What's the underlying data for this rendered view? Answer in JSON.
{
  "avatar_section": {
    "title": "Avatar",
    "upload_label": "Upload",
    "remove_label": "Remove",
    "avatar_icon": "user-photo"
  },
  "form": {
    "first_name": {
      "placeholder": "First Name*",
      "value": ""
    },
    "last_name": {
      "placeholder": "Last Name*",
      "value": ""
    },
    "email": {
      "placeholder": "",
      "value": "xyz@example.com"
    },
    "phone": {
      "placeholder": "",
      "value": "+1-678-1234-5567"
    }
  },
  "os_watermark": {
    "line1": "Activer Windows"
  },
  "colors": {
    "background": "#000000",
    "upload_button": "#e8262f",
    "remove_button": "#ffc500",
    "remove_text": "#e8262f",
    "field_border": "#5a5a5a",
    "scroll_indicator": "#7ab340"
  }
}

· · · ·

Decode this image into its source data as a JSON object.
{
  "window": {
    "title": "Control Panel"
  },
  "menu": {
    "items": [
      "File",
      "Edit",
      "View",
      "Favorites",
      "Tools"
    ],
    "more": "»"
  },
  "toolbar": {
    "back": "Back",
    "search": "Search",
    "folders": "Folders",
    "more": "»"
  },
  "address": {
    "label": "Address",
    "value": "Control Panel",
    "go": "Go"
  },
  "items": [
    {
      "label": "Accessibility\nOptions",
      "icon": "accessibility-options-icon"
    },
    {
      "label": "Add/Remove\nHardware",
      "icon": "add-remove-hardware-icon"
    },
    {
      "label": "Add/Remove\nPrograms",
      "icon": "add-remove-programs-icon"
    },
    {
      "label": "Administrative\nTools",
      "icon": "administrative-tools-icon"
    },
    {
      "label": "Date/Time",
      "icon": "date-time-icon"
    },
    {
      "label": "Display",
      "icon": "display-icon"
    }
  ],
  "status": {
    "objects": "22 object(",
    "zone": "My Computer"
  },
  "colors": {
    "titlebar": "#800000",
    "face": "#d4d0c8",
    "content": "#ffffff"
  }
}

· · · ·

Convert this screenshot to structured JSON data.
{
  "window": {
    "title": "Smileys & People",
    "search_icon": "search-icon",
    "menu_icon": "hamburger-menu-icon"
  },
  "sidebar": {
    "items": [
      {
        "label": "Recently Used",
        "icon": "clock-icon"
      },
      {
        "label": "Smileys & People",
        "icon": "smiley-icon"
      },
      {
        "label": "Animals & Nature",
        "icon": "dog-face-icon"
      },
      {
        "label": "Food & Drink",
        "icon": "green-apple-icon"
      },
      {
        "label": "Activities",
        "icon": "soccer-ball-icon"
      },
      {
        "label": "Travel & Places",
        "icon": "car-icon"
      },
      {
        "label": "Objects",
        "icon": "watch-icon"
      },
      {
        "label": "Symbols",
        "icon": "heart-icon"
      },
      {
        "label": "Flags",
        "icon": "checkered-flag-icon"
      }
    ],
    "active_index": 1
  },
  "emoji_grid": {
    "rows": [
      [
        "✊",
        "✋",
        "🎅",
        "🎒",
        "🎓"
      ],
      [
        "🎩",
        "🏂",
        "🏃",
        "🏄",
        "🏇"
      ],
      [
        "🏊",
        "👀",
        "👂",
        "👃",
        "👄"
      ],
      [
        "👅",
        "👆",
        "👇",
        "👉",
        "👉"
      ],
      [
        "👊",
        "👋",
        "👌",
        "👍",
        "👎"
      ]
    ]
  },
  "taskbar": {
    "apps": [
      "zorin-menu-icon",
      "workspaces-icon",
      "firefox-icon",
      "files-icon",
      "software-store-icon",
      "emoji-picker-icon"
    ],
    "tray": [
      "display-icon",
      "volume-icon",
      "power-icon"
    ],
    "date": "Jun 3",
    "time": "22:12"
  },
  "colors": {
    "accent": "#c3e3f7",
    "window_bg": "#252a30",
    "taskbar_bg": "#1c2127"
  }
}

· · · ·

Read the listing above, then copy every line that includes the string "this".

_EXERCISE RESULT_:
What's the underlying data for this rendered view? Answer in JSON.
Decode this image into its source data as a JSON object.
Convert this screenshot to structured JSON data.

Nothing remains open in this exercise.